3. Hills NF, Graham RB, McLean L. Comparison of trunk muscle function between women with and without diastasis recti abdominis at 1 year postpartum. Phys Ther. 2018;98(10):891–901. Article Summary on PubMed.
4. Keshwani N, Mathur S, McLean L. Relationship between interrectus distance and symptom severity in women with diastasis recti abdominis in the early postpartum period. Phys Ther. 2018;98(3):182–190. Article Summary on PubMed.
5. Kamel DM, Yousif AM. Neuromuscular electrical stimulation and strength recovery of postnatal diastasis recti abdominis muscles. Ann Rehabil Med. 2017;41(3):465. Article Summary on PubMed.
6. Benjamin DR, van de Water AT, Peiris CL. Effects of exercise on diastasis of the rectus abdominis muscle in the antenatal and postnatal periods: a systematic review. Physiotherapy. 2014;100(1):1–8. Article Summary on PubMed.
7. Sharma G, Lobo T, Keller L. Postnatal exercise can reverse diastasis recti. Obstet Gynecol. 2014;123 Suppl 1:171S.
Barbosa S, de Sa RA, Coca Velarde LG. Diastasis of rectus abdominis in the immediate puerperium: correlation between imaging diagnosis and clinical examination.
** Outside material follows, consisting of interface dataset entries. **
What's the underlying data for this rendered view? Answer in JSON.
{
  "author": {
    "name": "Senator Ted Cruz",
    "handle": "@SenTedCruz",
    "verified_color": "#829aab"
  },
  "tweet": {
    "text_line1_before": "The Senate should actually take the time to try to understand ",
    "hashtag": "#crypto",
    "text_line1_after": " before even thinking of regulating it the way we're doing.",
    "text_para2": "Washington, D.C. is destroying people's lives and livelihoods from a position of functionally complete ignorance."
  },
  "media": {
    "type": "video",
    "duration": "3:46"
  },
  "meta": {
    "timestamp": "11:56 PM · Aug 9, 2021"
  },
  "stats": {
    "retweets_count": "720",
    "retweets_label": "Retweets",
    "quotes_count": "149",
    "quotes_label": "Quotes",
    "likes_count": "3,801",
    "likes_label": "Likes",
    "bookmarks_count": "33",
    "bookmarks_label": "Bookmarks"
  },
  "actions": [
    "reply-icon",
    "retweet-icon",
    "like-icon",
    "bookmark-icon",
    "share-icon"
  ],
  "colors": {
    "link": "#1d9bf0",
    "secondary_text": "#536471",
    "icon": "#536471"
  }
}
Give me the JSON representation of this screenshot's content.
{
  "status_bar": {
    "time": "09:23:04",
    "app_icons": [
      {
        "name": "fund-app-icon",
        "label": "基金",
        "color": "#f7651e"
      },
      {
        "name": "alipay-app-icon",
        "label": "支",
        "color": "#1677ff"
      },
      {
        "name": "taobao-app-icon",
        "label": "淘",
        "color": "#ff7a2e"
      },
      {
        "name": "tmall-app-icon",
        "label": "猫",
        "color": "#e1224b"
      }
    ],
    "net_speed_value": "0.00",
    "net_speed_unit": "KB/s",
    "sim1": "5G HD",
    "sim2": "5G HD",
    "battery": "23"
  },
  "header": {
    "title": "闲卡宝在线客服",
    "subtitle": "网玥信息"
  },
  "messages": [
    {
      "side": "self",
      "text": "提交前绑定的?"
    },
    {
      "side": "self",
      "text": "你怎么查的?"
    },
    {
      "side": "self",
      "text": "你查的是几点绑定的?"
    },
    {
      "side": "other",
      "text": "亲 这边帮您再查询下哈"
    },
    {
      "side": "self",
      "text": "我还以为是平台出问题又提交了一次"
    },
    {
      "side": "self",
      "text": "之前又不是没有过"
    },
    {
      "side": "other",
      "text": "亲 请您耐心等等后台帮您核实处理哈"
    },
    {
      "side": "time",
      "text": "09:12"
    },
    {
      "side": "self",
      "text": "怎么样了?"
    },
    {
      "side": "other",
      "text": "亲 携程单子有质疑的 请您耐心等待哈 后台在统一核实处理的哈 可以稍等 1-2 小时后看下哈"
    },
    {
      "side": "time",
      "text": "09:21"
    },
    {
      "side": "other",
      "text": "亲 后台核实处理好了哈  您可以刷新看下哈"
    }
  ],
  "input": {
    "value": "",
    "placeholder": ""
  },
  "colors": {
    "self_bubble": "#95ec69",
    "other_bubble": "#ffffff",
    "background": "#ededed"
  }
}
Arch Gynecol Obstet. 2013;288(2):299–303. Article Summary on PubMed .
Thabet, Ali A, and Mansour A Alshehri. “Efficacy of deep core stability exercise program in postpartum women with diastasis recti abdominis: a randomised controlled trial.” Journal of musculoskeletal & neuronal interactions vol. 19,1 (2019): 62-68.